● **WORK INSTRUCTION**: Please print every record below exactly as it appears.

● **DATA FOR THIS TASK**:
○ ○ ○ ○ ○
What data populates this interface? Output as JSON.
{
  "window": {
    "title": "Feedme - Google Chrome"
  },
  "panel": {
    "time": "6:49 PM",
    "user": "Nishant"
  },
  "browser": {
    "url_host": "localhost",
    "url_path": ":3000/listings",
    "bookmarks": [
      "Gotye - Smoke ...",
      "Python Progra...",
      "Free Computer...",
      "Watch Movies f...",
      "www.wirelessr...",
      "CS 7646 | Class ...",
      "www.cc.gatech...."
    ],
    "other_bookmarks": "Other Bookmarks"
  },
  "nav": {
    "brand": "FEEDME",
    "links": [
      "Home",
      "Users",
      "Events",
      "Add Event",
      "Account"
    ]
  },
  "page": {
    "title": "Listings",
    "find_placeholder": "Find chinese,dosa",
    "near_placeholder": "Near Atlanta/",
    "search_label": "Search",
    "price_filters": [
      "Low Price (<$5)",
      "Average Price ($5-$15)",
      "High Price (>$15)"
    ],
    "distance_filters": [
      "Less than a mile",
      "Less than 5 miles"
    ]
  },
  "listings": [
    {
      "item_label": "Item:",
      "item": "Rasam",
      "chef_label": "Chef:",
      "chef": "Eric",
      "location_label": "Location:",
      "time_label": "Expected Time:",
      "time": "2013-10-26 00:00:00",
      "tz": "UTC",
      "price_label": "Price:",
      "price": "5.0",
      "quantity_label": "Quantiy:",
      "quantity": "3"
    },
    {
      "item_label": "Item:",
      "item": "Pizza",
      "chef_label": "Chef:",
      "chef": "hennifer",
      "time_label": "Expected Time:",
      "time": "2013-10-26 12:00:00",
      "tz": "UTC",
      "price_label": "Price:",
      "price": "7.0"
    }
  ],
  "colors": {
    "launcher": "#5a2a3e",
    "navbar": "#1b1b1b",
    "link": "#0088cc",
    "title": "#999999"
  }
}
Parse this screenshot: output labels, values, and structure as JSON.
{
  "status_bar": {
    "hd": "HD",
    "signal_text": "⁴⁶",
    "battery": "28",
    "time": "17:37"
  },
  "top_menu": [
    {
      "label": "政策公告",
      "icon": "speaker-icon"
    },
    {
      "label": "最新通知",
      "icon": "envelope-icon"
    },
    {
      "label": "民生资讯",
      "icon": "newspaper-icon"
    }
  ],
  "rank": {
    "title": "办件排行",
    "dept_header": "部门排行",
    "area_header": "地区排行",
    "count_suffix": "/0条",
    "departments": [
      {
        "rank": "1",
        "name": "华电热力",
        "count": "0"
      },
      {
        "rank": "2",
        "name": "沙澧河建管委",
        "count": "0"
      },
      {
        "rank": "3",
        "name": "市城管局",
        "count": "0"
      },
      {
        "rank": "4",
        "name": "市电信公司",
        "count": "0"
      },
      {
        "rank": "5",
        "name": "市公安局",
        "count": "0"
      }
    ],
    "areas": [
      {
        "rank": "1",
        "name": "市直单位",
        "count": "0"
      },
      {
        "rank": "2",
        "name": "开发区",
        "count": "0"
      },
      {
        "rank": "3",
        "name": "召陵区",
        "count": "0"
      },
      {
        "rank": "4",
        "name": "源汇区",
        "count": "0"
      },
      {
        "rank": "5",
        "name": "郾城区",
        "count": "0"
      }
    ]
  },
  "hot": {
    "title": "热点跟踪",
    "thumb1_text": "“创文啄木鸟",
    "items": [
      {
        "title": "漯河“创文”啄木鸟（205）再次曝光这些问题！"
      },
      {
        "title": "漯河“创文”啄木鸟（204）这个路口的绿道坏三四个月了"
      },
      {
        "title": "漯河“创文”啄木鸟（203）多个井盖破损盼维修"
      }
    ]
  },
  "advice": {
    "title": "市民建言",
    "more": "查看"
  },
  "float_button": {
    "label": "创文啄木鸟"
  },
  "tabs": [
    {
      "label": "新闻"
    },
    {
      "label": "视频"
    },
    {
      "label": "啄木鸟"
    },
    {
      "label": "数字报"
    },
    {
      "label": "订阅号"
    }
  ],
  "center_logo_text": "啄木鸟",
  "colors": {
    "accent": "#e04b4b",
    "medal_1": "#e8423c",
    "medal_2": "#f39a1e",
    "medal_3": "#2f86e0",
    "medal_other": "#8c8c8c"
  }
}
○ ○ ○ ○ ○
● **RESPONSE TO THIS EXERCISE**:
What data populates this interface? Output as JSON.
{
  "window": {
    "title": "Feedme - Google Chrome"
  },
  "panel": {
    "time": "6:49 PM",
    "user": "Nishant"
  },
  "browser": {
    "url_host": "localhost",
    "url_path": ":3000/listings",
    "bookmarks": [
      "Gotye - Smoke ...",
      "Python Progra...",
      "Free Computer...",
      "Watch Movies f...",
      "www.wirelessr...",
      "CS 7646 | Class ...",
      "www.cc.gatech...."
    ],
    "other_bookmarks": "Other Bookmarks"
  },
  "nav": {
    "brand": "FEEDME",
    "links": [
      "Home",
      "Users",
      "Events",
      "Add Event",
      "Account"
    ]
  },
  "page": {
    "title": "Listings",
    "find_placeholder": "Find chinese,dosa",
    "near_placeholder": "Near Atlanta/",
    "search_label": "Search",
    "price_filters": [
      "Low Price (<$5)",
      "Average Price ($5-$15)",
      "High Price (>$15)"
    ],
    "distance_filters": [
      "Less than a mile",
      "Less than 5 miles"
    ]
  },
  "listings": [
    {
      "item_label": "Item:",
      "item": "Rasam",
      "chef_label": "Chef:",
      "chef": "Eric",
      "location_label": "Location:",
      "time_label": "Expected Time:",
      "time": "2013-10-26 00:00:00",
      "tz": "UTC",
      "price_label": "Price:",
      "price": "5.0",
      "quantity_label": "Quantiy:",
      "quantity": "3"
    },
    {
      "item_label": "Item:",
      "item": "Pizza",
      "chef_label": "Chef:",
      "chef": "hennifer",
      "time_label": "Expected Time:",
      "time": "2013-10-26 12:00:00",
      "tz": "UTC",
      "price_label": "Price:",
      "price": "7.0"
    }
  ],
  "colors": {
    "launcher": "#5a2a3e",
    "navbar": "#1b1b1b",
    "link": "#0088cc",
    "title": "#999999"
  }
}
Parse this screenshot: output labels, values, and structure as JSON.
{
  "status_bar": {
    "hd": "HD",
    "signal_text": "⁴⁶",
    "battery": "28",
    "time": "17:37"
  },
  "top_menu": [
    {
      "label": "政策公告",
      "icon": "speaker-icon"
    },
    {
      "label": "最新通知",
      "icon": "envelope-icon"
    },
    {
      "label": "民生资讯",
      "icon": "newspaper-icon"
    }
  ],
  "rank": {
    "title": "办件排行",
    "dept_header": "部门排行",
    "area_header": "地区排行",
    "count_suffix": "/0条",
    "departments": [
      {
        "rank": "1",
        "name": "华电热力",
        "count": "0"
      },
      {
        "rank": "2",
        "name": "沙澧河建管委",
        "count": "0"
      },
      {
        "rank": "3",
        "name": "市城管局",
        "count": "0"
      },
      {
        "rank": "4",
        "name": "市电信公司",
        "count": "0"
      },
      {
        "rank": "5",
        "name": "市公安局",
        "count": "0"
      }
    ],
    "areas": [
      {
        "rank": "1",
        "name": "市直单位",
        "count": "0"
      },
      {
        "rank": "2",
        "name": "开发区",
        "count": "0"
      },
      {
        "rank": "3",
        "name": "召陵区",
        "count": "0"
      },
      {
        "rank": "4",
        "name": "源汇区",
        "count": "0"
      },
      {
        "rank": "5",
        "name": "郾城区",
        "count": "0"
      }
    ]
  },
  "hot": {
    "title": "热点跟踪",
    "thumb1_text": "“创文啄木鸟",
    "items": [
      {
        "title": "漯河“创文”啄木鸟（205）再次曝光这些问题！"
      },
      {
        "title": "漯河“创文”啄木鸟（204）这个路口的绿道坏三四个月了"
      },
      {
        "title": "漯河“创文”啄木鸟（203）多个井盖破损盼维修"
      }
    ]
  },
  "advice": {
    "title": "市民建言",
    "more": "查看"
  },
  "float_button": {
    "label": "创文啄木鸟"
  },
  "tabs": [
    {
      "label": "新闻"
    },
    {
      "label": "视频"
    },
    {
      "label": "啄木鸟"
    },
    {
      "label": "数字报"
    },
    {
      "label": "订阅号"
    }
  ],
  "center_logo_text": "啄木鸟",
  "colors": {
    "accent": "#e04b4b",
    "medal_1": "#e8423c",
    "medal_2": "#f39a1e",
    "medal_3": "#2f86e0",
    "medal_other": "#8c8c8c"
  }
}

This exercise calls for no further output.